Back when we were in high school we were both boy-crazy. She would get tired of guys, though. I was the one who would try to keep a stupid relationship going just because I didn’t like things to end. She used to say I was appealing to guys, because of my big boobs and kindness and tendency to say things that made them feel good about themselves. She envied this, and I felt ridiculous about it. I admired that she wasn’t like that but was so damn cool. If men were not in love with her, there must be something wrong with them.

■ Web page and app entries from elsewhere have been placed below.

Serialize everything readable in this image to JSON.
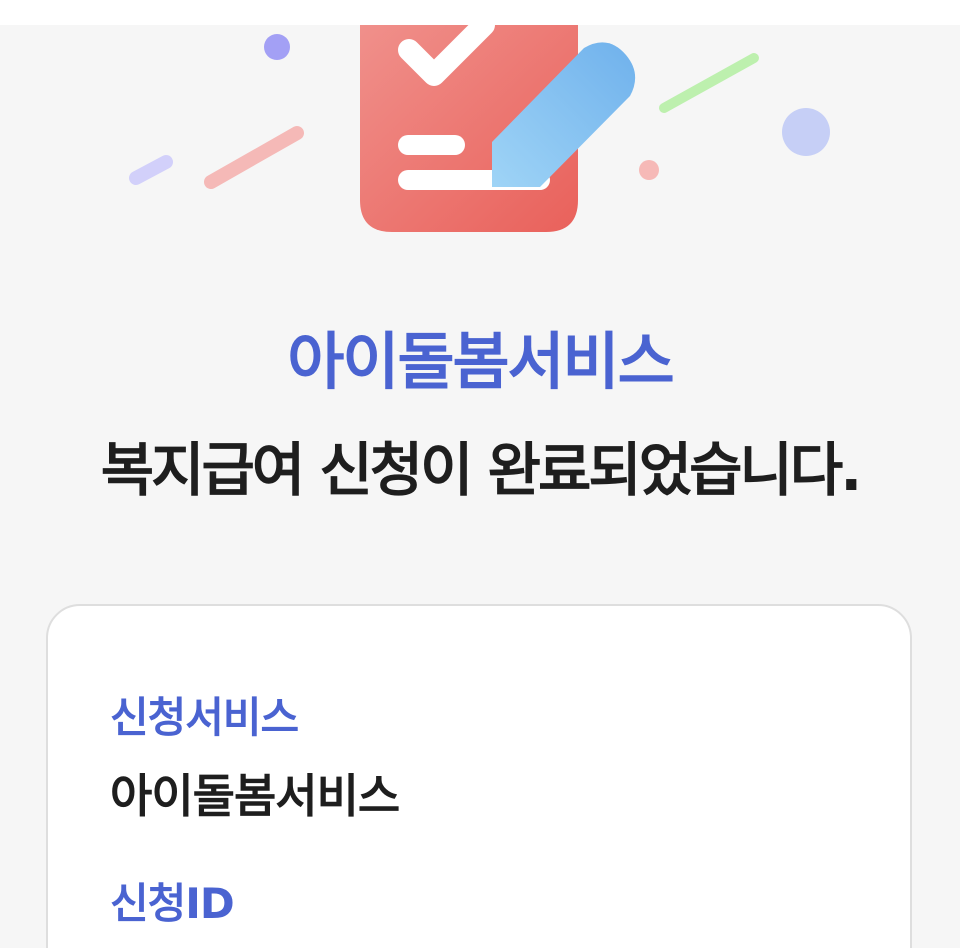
{
  "header": {
    "service_name": "아이돌봄서비스",
    "message": "복지급여 신청이 완료되었습니다."
  },
  "hero": {
    "icon": "clipboard-check-pencil-icon",
    "colors": {
      "clipboard": "#ec6e68",
      "pencil": "#7cc0f0",
      "accent_purple": "#a3a0f5",
      "accent_pink": "#f5b2b0",
      "accent_green": "#b8f0a8",
      "accent_blue": "#c3cdf5"
    }
  },
  "details": {
    "service_label": "신청서비스",
    "service_value": "아이돌봄서비스",
    "id_label": "신청ID"
  },
  "colors": {
    "accent": "#4a63d1",
    "text": "#1e1e1e",
    "background": "#f6f6f6"
  }
}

I always felt ugly since I was little, being ginger and awkward and other things. In college I realized I could be attractive if I wanted to. I started dressing sexy and getting boyfriends. They were men who didn’t deserve my dedication, but they had it anyway. Nanu never really liked my boyfriends and they never really liked her. I tried my best to balance this. I had one boyfriend who I ended up moving in with when I was in junior year. I had feelings for him or whatever. They severely disliked each other. One day she came over and was really excited to play me a Bollywood song on tape. She played it really loud and danced around and sang along. My worthless boyfriend, who would get really drunk and hungover regularly, was annoyed by this. He confronted her and told her she was being “disruptive” and asked her to leave. I was not strong-willed like I should have been. I wanted to please him because of my flaws. I tried to be on both sides and keep the peace, but Nanu saw through me and resented the fact that I was taking his side. In a way I was, because I had low self-esteem and thought I had to keep this boyfriend for whatever stupid reason. We stopped talking. A few months after this, my boyfriend broke up with me because his mother felt we weren’t compatible. I was heartbroken. For some reason, I guess it was pride, I still didn’t try to get Nanu back. She moved to California, where she had always wanted to be.

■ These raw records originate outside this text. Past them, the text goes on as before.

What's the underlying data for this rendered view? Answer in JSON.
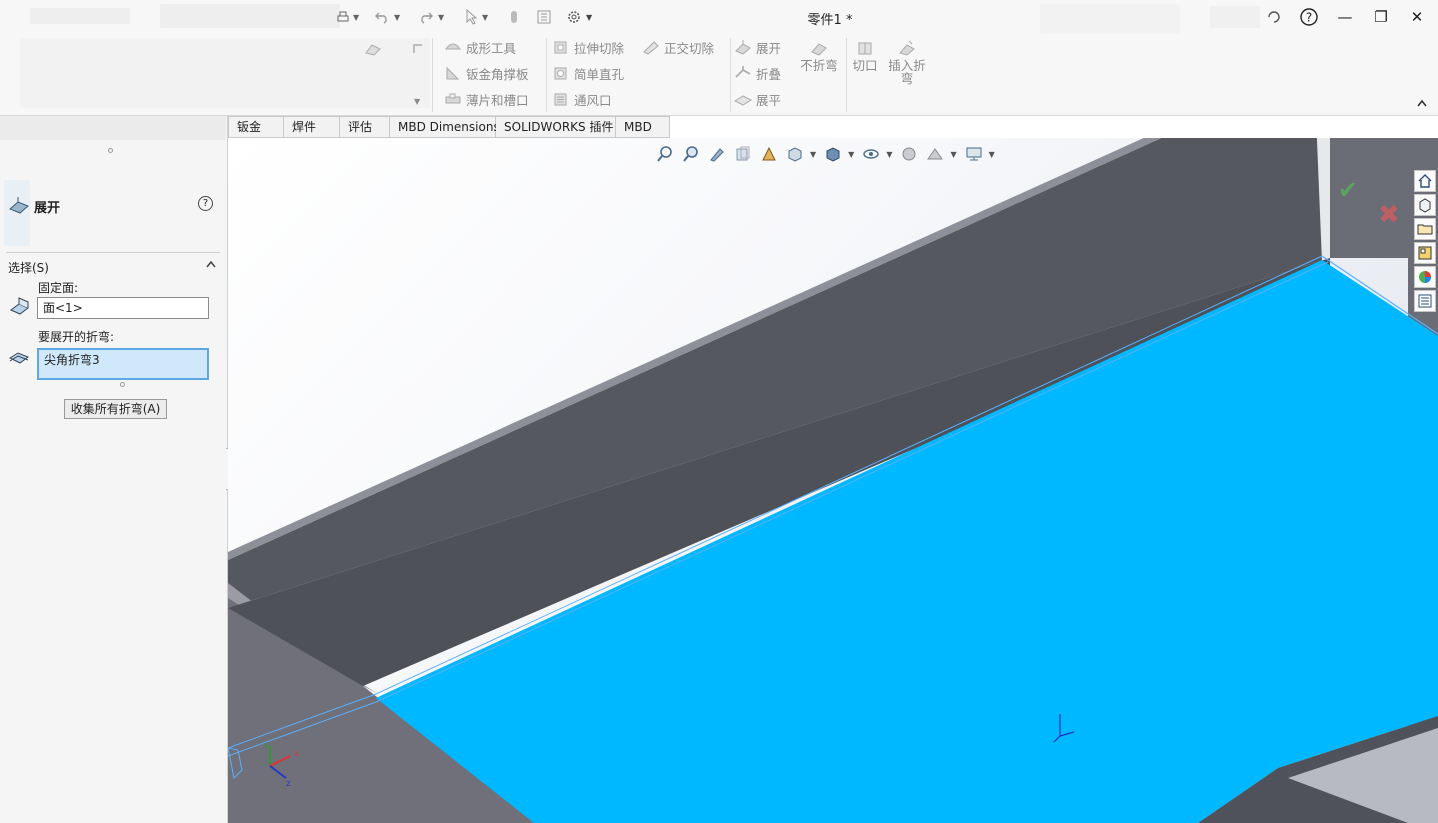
{
  "app": {
    "document_title": "零件1 *"
  },
  "window_controls": {
    "search_icon": "search-icon",
    "help": "?",
    "minimize": "—",
    "restore": "❐",
    "close": "✕"
  },
  "ribbon": {
    "group_forming": {
      "items": [
        "成形工具",
        "钣金角撑板",
        "薄片和槽口"
      ]
    },
    "group_cuts": {
      "items": [
        "拉伸切除",
        "简单直孔",
        "通风口"
      ],
      "side_item": "正交切除"
    },
    "group_bends": {
      "items": [
        "展开",
        "折叠",
        "展平"
      ],
      "big_item": "不折弯"
    },
    "group_rip": {
      "cut": "切口",
      "insert_bend_line1": "插入折",
      "insert_bend_line2": "弯"
    },
    "collapse_icon": "chevron-up-icon"
  },
  "tabs": [
    {
      "label": "钣金"
    },
    {
      "label": "焊件"
    },
    {
      "label": "评估"
    },
    {
      "label": "MBD Dimensions"
    },
    {
      "label": "SOLIDWORKS 插件"
    },
    {
      "label": "MBD"
    }
  ],
  "property_manager": {
    "title": "展开",
    "help": "?",
    "section_title": "选择(S)",
    "fixed_face_label": "固定面:",
    "fixed_face_value": "面<1>",
    "bends_label": "要展开的折弯:",
    "bends_value": "尖角折弯3",
    "collect_button": "收集所有折弯(A)"
  },
  "viewport": {
    "confirm_icon": "checkmark-icon",
    "cancel_icon": "cross-icon",
    "colors": {
      "selected_face": "#00b8ff",
      "sheet_dark": "#55585f",
      "sheet_side": "#7a7d86"
    }
  }
}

A few years later, I finally began to realize what I had lost, and all the stupid mistakes I had made. I had begun to drink a lot those years. I was lost. I had no sense of self or direction. I began to miss Nanu a lot. I reached out to call her, but got her voicemail. A week later, she called me and got my voicemail. A week after that I called her again. Her mom answered. I asked for her, and her mom said she was dead. I asked if this was some kind of joke. Of course it wasn’t. She was driving on the highway in Pasadena with her boyfriend when a driver on the other side fell asleep at the wheel and hit her head-on. She died instantly. Her boyfriend was in the hospital on life support. He eventually survived, not that it matters. My best friend was gone forever.

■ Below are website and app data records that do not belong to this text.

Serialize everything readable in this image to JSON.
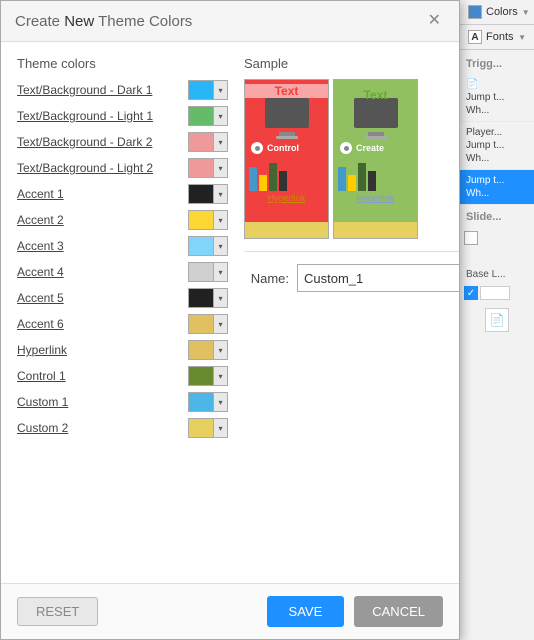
{
  "dialog": {
    "title_create": "Create ",
    "title_new": "New",
    "title_theme_colors": " Theme Colors",
    "section_theme": "Theme colors",
    "section_sample": "Sample",
    "name_label": "Name:",
    "name_value": "Custom_1",
    "name_placeholder": "Custom_1"
  },
  "colors": [
    {
      "id": "txt-bg-dark1",
      "label": "Text/Background - Dark 1",
      "color": "#29b6f6"
    },
    {
      "id": "txt-bg-light1",
      "label": "Text/Background - Light 1",
      "color": "#66bb6a"
    },
    {
      "id": "txt-bg-dark2",
      "label": "Text/Background - Dark 2",
      "color": "#ef9a9a"
    },
    {
      "id": "txt-bg-light2",
      "label": "Text/Background - Light 2",
      "color": "#ef9a9a"
    },
    {
      "id": "accent1",
      "label": "Accent 1",
      "color": "#212121"
    },
    {
      "id": "accent2",
      "label": "Accent 2",
      "color": "#fdd835"
    },
    {
      "id": "accent3",
      "label": "Accent 3",
      "color": "#81d4fa"
    },
    {
      "id": "accent4",
      "label": "Accent 4",
      "color": "#d0d0d0"
    },
    {
      "id": "accent5",
      "label": "Accent 5",
      "color": "#212121"
    },
    {
      "id": "accent6",
      "label": "Accent 6",
      "color": "#e0c060"
    },
    {
      "id": "hyperlink",
      "label": "Hyperlink",
      "color": "#e0c060"
    },
    {
      "id": "control1",
      "label": "Control 1",
      "color": "#6a8a30"
    },
    {
      "id": "custom1",
      "label": "Custom 1",
      "color": "#4db6e8"
    },
    {
      "id": "custom2",
      "label": "Custom 2",
      "color": "#e8d060"
    }
  ],
  "sample": {
    "text_label": "Text",
    "hyperlink_label": "Hyperlink",
    "create_label": "Create",
    "hyperlink2_label": "Hyperlink"
  },
  "buttons": {
    "reset": "RESET",
    "save": "SAVE",
    "cancel": "CANCEL"
  },
  "right_panel": {
    "colors_label": "Colors",
    "fonts_label": "Fonts",
    "trigger_label": "Trigg...",
    "jump1": "Jump t... Wh...",
    "player_label": "Player...",
    "jump2": "Jump t... Wh...",
    "jump3": "Jump t... Wh...",
    "slide_label": "Slide...",
    "base_label": "Base L..."
  }
}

That was about 12 years ago. Losing Nanu is one of my greatest regrets in life. Perhaps the greatest. I chose a man who didn’t love me over the best woman in the world, who deserved better than me. I hope she knew in those last few weeks of her life that I loved her, and how very sorry I was. I wonder what she would think about my life now. I have been married almost 10 years. I still prefer the rational to the metaphysical. No more drugs or drinking. Very stuck in my ways, keeping up with habits, not being particularly creative. I am still too passive, too man-pleasing, too left-brained. But I will always love Nanu, I will always miss her, and I will always remember the mistakes I made that caused me to lose her. Rest in peace, Nanu Paloma Quintana Guerrero. May Allah forgive me for how I treated her and may we be reunited in Jannah. Ameen.